Try it: All lines containing the string "title" must be copied from the entries.

● ● ● ● ●

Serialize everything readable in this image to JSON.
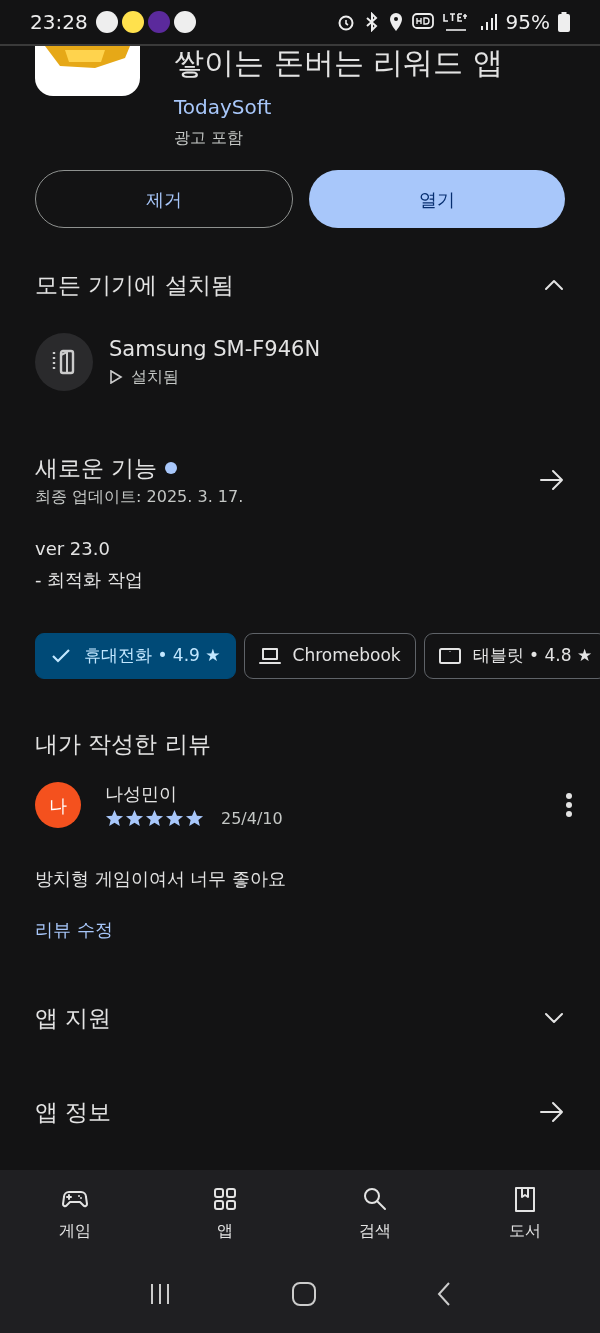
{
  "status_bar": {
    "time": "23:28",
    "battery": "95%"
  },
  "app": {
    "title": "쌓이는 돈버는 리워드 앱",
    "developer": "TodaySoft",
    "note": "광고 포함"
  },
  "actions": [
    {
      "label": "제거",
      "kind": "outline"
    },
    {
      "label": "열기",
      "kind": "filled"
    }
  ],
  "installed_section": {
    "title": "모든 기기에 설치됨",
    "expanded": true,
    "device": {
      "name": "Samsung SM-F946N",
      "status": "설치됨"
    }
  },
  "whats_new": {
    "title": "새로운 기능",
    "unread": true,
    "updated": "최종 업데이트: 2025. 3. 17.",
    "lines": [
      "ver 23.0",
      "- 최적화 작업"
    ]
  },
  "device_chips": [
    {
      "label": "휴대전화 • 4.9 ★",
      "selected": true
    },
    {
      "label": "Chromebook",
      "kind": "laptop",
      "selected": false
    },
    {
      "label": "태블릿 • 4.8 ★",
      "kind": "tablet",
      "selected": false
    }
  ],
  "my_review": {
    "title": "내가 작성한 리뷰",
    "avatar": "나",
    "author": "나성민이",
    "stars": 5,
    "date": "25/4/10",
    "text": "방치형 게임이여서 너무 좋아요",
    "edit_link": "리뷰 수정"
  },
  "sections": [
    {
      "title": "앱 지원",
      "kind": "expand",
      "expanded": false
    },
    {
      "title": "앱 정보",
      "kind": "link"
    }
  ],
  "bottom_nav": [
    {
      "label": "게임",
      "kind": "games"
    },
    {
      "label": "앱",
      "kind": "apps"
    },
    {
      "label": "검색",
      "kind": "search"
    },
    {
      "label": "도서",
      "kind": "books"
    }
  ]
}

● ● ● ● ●

Reply to the task:
    "title": "쌓이는 돈버는 리워드 앱",
    "title": "모든 기기에 설치됨",
    "title": "새로운 기능",
    "title": "내가 작성한 리뷰",
      "title": "앱 지원",
      "title": "앱 정보",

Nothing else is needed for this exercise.